The edge-to-edge 6in OLED is bright enough and nicely saturated, while its Full HD resolution is sufficiently sharp. Refresh rates are adapted at the Pixel’s discretion, mind, so you can’t force the display to stay at the silkiest 90Hz setting.
Back again is Google’s tried-and-tested 12.2MP main camera, which still performs consistently in virtually all conditions, relying on clever algorithms to do the heavy lifting. The 16MP ultra-wide that flanks it is less useful – and less detailed – than a telephoto, though.
Snapdragon 765G silicon has enough oomph to make vanilla Android feel responsive, especially with the 8GB of RAM in support. Gaming is the main area you’ll notice a lack of muscle.
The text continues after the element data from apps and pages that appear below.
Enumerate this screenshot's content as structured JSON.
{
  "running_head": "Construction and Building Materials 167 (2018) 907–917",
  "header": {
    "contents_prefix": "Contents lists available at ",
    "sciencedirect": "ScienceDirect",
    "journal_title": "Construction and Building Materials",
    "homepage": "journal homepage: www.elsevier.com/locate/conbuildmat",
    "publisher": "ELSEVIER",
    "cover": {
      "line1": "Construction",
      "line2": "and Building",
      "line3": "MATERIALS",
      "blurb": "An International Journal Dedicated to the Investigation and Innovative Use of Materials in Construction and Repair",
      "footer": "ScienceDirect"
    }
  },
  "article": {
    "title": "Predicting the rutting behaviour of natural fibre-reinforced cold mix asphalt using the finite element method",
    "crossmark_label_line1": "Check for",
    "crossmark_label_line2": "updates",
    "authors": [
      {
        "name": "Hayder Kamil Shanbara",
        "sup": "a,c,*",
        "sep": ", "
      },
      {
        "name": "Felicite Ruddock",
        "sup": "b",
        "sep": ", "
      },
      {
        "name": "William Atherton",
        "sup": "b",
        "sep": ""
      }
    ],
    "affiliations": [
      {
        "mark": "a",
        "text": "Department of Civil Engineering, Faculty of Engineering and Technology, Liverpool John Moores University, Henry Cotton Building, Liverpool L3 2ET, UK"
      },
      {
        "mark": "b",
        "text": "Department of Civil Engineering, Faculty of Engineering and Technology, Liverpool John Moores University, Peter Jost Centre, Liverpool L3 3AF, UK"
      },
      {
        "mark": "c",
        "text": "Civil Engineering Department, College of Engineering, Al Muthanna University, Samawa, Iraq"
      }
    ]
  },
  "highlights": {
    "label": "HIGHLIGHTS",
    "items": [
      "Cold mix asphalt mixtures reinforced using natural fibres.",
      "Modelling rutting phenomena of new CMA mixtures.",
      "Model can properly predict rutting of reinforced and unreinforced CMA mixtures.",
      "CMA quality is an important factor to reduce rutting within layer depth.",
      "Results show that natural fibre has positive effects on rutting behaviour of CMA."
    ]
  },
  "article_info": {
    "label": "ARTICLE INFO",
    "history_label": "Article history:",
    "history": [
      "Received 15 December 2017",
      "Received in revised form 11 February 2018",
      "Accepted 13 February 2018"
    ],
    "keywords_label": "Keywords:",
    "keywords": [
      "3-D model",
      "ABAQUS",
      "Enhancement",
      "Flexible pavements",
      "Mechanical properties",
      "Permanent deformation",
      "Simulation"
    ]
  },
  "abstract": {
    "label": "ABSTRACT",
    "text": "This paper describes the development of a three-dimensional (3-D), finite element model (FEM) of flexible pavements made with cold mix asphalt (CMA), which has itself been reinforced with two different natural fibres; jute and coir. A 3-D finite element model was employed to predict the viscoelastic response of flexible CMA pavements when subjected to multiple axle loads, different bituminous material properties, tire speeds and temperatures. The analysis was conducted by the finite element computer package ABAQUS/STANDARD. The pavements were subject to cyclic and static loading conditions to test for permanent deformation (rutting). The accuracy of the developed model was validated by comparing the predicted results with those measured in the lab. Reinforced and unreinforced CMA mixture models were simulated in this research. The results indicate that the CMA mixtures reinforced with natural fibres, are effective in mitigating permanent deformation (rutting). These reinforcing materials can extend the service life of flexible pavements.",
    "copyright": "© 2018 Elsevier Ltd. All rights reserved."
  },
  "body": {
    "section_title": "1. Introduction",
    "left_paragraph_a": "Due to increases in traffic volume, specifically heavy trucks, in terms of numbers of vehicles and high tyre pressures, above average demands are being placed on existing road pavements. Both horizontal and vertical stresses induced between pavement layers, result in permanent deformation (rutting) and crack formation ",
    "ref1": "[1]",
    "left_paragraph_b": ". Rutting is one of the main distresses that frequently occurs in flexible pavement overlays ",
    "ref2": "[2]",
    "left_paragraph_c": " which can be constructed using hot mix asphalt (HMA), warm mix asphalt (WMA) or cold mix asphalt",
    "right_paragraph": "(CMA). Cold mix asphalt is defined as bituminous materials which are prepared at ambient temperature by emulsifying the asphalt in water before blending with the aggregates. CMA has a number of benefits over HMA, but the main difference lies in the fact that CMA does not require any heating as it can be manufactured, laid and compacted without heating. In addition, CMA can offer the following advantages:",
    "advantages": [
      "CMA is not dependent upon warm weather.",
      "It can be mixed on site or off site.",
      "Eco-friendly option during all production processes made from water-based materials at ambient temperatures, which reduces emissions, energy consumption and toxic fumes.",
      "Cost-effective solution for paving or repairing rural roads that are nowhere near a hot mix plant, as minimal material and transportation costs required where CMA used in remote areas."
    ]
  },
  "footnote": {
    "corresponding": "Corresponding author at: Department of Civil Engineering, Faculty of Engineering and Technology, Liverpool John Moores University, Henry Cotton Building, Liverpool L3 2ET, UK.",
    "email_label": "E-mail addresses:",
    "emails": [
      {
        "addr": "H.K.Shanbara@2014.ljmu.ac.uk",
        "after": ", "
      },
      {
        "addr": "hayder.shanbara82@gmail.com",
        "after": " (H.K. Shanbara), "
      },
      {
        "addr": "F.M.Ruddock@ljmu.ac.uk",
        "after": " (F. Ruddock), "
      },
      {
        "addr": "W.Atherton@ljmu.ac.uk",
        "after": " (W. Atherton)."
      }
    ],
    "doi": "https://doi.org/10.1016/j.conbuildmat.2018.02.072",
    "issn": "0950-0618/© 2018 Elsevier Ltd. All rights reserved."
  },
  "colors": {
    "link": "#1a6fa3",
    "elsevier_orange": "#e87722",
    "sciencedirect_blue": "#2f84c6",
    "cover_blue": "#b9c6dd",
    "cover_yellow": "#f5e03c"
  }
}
There’s also enough battery capacity to last from breakfast to bedtime, with Extreme Battery Saver available if you need to eke out the juice.
Stuff says: ★★★★☆
With less-than-flagship specs, the Pixel 5 won’t set your world on fire – but it’s still a reliable option for stock Android in streamlined Google packaging
Display: 6in 2340×1080 AMOLED ● Processor: Qualcomm Snapdragon 765G 5G • RAM: 8GB ● Storage: 128GB • Software: Android 12 • Cameras: 12+16MP rear, 8MP front • Battery: 4080mAh • Dimensions: 144.7×70.4x8mm • Weight: 151g